(4) $(x+1)^{n+1} - \frac{1}{n+2}P_0'(x) - \sum\limits_{j=1}^n \binom{n+2}{j} (j P_{j-1}(x) + b_j = (x+1)^{n+1} - \frac{1}{n+2}\sum\limits_{j=1}^n \binom{n+2}{j} j P_{j-1}(x) + b_j$

Here's one step that I didn't understand. The derivative $P_0'(x) = 1$, so how did he cancel $\frac{1}{n+2}P_0'(x)$ from the equation?

(5) $(x+1)^{n+1} - \sum\limits_{j=1}^n \binom{n+2}{j} j P_{j-1}(x) + b_j = (x+1)^{n+1} - \sum\limits_{j=1}^{n} \binom{n+1}{j-1}P_{j-1} + b_j$

Using the identity $\binom{n+2}{j}j = (n+2)\binom{n+1}{j-1}$.

(6) $(x+1)^{n+1} - \sum\limits_{j=1}^{n} \binom{n+1}{j-1}P_{j-1} + b_j = (x+1)^{n+1} - \sum\limits_{j=0}^{n-1} \binom{n+1}{j}P_{j} + b_j$

Changing the index in the summation.

(7) $(x+1)^{n+1} - \sum\limits_{j=0}^{n-1} \binom{n+1}{j}P_{j} + b_j = (x+1)^{n+1} - 1 - \sum\limits_{j=0}^{n-1} \binom{n+1}{j}P_{j} + b_j$

I also didn't get this step. Where did that $(-1)$ came from?

(8) $(x+1)^{n+1} - 1 - \sum\limits_{j=0}^{n-1} \binom{n+1}{j}P_{j} + b_j = (n+1) P_n(x) + b_n$

Using (A) above.

So, as I explained, my questions are basically pertaining to steps (4) and (7) above. Any help?

• Bernoulli numbers are usually denoted by $B_{n}$/ – Aleksandar Jul 13 '15 at 22:52
• @Aleksandar - Thanks for the notation tip. I'm using the notation from Smoryński's book. – Nagase Jul 13 '15 at 22:54
• Okay.

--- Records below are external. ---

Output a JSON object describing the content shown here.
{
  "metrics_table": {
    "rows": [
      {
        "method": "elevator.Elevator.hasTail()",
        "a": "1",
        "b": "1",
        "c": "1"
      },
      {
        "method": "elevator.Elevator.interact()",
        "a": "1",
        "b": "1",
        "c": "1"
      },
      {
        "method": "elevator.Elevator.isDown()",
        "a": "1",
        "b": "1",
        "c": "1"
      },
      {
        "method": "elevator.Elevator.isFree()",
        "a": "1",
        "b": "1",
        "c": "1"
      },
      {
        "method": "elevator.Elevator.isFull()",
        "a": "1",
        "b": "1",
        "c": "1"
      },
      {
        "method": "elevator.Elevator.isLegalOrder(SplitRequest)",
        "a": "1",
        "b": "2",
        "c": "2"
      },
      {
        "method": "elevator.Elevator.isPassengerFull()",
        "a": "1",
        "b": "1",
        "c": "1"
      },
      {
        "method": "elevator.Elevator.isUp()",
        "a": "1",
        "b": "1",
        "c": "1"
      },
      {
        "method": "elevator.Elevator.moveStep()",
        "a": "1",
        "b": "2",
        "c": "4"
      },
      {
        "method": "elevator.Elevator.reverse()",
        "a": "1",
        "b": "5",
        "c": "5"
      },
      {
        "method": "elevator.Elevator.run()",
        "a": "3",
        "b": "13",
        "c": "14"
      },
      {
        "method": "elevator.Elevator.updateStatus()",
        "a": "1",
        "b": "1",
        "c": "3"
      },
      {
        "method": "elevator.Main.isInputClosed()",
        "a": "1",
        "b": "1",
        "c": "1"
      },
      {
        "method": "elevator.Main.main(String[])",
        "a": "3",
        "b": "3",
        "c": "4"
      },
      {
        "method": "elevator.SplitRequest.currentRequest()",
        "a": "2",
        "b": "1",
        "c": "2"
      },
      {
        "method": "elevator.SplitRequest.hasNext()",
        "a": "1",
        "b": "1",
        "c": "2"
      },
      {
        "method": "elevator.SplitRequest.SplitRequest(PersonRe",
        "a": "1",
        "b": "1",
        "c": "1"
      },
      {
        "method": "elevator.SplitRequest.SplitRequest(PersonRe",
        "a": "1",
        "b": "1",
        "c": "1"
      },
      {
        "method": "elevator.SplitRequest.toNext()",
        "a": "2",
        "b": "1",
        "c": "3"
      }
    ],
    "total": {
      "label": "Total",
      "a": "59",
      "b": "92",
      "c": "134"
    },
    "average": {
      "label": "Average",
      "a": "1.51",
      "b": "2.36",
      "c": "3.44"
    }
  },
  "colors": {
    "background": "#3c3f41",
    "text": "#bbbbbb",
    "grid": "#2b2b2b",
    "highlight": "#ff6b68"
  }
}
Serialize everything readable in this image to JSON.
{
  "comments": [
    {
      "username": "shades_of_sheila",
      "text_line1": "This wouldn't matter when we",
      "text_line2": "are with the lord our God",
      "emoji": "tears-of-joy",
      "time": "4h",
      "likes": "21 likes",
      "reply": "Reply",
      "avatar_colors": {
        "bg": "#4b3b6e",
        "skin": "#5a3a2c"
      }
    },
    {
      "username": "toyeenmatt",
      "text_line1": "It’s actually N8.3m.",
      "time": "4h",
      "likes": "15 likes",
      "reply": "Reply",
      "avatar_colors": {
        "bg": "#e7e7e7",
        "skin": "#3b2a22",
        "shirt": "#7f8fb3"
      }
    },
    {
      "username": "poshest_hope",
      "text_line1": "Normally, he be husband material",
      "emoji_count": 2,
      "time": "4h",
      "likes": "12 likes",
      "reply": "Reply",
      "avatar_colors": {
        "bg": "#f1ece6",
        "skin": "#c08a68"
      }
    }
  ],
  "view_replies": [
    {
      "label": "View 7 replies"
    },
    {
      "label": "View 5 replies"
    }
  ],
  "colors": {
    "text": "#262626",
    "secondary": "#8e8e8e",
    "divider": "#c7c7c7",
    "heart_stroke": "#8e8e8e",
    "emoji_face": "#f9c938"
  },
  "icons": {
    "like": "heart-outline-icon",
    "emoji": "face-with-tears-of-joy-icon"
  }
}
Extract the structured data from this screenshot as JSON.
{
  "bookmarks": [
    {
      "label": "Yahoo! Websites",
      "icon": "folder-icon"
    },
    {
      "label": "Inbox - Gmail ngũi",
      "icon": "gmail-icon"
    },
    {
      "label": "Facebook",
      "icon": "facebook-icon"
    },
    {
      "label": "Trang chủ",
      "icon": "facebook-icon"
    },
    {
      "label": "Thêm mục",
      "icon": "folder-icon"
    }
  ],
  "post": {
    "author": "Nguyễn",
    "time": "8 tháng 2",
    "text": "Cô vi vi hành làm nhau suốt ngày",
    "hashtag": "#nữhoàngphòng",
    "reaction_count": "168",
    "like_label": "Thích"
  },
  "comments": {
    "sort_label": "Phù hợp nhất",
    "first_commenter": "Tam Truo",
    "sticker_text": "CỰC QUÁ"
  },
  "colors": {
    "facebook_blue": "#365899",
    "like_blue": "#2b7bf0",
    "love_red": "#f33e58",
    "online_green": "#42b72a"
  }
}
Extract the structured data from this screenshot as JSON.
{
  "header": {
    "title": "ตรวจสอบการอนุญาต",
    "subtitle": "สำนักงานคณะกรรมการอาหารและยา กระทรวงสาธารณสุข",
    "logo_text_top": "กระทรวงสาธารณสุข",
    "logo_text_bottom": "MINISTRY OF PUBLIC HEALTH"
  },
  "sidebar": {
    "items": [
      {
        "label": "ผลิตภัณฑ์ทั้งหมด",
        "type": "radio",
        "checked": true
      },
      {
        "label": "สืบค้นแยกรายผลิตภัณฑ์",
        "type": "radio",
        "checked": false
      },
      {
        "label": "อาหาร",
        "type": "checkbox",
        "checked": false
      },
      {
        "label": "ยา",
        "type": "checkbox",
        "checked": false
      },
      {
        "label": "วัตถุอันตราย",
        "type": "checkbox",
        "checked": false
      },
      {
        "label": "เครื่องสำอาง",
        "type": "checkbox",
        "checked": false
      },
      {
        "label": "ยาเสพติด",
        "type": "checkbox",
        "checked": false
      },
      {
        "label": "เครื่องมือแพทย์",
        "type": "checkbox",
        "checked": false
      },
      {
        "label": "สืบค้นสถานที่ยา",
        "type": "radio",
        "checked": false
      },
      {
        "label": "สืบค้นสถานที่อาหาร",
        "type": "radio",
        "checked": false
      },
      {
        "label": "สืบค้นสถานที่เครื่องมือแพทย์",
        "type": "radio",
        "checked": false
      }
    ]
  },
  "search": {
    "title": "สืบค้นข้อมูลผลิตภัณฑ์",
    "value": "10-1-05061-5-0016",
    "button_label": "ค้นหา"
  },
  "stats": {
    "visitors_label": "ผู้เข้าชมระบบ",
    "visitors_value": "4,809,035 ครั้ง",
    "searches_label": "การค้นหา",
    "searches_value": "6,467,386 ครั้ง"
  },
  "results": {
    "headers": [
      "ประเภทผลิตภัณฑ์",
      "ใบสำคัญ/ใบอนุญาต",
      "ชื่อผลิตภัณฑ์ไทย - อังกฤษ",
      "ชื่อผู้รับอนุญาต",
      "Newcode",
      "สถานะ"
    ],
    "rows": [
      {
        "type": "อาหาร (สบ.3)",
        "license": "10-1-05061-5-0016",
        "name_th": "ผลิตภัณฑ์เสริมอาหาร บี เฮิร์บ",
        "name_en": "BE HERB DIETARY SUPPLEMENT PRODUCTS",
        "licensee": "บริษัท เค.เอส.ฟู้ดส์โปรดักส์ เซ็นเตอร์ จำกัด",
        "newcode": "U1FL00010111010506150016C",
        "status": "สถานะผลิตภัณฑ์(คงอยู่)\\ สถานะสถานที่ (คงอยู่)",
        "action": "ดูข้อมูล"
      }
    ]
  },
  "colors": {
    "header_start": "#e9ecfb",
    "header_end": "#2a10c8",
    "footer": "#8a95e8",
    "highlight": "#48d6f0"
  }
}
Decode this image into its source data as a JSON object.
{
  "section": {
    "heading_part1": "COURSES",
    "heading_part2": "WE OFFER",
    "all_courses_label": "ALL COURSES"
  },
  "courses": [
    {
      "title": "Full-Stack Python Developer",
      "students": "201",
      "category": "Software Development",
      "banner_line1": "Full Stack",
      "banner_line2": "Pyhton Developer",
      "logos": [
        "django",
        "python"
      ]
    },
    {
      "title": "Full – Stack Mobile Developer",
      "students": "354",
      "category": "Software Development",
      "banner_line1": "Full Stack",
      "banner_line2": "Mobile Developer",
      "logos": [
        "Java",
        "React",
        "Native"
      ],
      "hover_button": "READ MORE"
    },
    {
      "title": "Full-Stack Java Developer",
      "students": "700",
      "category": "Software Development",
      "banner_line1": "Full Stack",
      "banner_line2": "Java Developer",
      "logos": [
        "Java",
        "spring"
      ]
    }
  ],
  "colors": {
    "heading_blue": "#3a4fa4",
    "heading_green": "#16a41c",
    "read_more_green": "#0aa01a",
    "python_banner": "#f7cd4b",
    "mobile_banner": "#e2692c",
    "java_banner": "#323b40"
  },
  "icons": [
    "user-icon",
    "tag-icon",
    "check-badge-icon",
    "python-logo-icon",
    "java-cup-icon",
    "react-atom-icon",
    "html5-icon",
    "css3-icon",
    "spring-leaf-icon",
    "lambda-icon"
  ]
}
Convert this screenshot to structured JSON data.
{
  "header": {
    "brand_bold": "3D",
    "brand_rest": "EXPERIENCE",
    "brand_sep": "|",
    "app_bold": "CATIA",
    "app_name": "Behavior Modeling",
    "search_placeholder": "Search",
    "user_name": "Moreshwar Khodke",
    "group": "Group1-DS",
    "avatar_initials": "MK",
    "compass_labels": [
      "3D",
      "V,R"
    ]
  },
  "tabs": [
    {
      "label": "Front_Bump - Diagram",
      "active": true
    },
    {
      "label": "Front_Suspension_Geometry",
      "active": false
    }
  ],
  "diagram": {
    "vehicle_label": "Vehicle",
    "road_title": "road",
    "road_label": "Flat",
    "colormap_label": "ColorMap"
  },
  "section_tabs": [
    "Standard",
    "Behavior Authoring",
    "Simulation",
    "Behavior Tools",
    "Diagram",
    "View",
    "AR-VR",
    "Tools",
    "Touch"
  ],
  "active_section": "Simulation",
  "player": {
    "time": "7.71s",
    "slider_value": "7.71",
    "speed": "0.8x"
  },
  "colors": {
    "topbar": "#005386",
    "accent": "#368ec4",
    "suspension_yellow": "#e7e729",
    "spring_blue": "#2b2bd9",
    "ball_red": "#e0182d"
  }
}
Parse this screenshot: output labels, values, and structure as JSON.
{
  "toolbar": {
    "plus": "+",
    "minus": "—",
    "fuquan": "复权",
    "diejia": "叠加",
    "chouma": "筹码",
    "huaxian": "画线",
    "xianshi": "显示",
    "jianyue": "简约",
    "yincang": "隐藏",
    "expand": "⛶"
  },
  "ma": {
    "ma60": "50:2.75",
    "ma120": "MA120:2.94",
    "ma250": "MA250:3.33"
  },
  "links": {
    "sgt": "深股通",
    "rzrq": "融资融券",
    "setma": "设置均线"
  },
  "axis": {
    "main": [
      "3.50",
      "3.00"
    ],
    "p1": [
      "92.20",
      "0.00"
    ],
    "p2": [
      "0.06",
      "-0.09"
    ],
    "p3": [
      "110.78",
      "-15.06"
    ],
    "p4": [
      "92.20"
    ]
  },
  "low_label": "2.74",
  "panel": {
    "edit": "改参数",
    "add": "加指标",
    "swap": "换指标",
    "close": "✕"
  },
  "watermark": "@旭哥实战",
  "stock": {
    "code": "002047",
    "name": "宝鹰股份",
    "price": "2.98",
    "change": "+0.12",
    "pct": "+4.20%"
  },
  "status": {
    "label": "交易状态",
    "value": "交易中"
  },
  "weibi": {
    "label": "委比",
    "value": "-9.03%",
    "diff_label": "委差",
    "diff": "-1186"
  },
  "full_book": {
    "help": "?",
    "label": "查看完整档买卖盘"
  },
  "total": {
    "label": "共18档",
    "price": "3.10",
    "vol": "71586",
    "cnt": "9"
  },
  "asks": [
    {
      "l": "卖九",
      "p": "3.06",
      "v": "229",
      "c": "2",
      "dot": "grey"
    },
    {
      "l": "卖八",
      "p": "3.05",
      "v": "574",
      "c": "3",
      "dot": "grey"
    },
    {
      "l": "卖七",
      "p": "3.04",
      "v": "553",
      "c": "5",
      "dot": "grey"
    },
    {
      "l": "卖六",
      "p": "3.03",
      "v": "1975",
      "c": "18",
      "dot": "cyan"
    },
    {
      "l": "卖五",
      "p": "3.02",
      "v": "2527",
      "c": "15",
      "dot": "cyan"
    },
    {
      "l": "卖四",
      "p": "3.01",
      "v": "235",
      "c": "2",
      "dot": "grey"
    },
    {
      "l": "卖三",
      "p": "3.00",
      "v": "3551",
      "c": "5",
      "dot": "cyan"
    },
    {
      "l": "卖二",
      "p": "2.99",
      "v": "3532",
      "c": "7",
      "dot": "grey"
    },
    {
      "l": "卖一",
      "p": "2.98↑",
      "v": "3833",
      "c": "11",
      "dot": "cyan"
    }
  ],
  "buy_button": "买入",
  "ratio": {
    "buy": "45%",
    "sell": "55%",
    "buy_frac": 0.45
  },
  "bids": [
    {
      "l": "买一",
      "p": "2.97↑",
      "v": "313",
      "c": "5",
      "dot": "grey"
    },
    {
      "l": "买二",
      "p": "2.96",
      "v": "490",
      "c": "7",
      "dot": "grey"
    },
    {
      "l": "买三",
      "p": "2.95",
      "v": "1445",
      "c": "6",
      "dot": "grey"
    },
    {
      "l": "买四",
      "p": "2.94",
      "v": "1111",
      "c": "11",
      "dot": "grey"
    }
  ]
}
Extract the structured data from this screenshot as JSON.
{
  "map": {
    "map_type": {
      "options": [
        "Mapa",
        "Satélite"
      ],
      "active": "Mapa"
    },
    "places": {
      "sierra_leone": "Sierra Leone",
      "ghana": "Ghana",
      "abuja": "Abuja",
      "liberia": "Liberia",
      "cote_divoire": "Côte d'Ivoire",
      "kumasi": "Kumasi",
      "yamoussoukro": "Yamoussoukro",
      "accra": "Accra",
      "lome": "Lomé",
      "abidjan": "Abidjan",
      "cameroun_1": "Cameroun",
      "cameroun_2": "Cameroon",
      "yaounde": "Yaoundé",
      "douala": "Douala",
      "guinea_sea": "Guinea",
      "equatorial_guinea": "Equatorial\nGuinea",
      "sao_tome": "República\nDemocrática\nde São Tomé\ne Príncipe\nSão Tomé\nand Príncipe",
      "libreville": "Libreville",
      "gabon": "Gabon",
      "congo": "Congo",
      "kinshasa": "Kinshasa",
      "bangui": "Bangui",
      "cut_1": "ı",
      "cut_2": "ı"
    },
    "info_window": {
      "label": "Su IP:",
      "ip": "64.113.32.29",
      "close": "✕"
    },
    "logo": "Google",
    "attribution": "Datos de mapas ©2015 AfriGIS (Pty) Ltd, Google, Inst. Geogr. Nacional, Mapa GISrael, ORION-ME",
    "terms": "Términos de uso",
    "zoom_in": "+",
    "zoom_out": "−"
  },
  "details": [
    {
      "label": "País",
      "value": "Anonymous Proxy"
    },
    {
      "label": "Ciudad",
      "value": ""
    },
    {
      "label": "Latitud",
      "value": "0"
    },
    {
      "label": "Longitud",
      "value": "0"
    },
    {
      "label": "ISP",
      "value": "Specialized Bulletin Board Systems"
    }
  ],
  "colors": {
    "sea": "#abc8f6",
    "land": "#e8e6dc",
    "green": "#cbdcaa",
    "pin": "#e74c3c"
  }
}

Been there my book was translated in English from German and rather than $\epsilon$ and $\delta$ they used $v$ and $\mu$. – Aleksandar Jul 13 '15 at 22:56

$$P_n(x)-P_n(x-1)=x^n,$$ which together with $P_n(0)$ uniquely determines $P_n$. Now, deriving the above identity yields
$$P'_n(x)-P'_n(x-1)=n x^{n-1},$$ which determines $P'_n(x)-P'_n(0)$ uniquely, i.e. shows by the above that
$$P'_n(x)-P'_n(0)=nP_{n-1}(x).$$ I would say the obtention of the Bernoulli numbers through this identity follows from the definition of the Bernoulli polynomials from a power series in two variables. Have you looked into this? I'd come back when I have more time, but I'd say that it's not that difficult, given the above.
I.e. take the above and divide by, say, $z^n/n!$, take the sum over $n\geq 0$ and multiply or divide by by $e^{xz}$ (sthg like that). My $n$ is your $n+1$, but the argument works just the same :)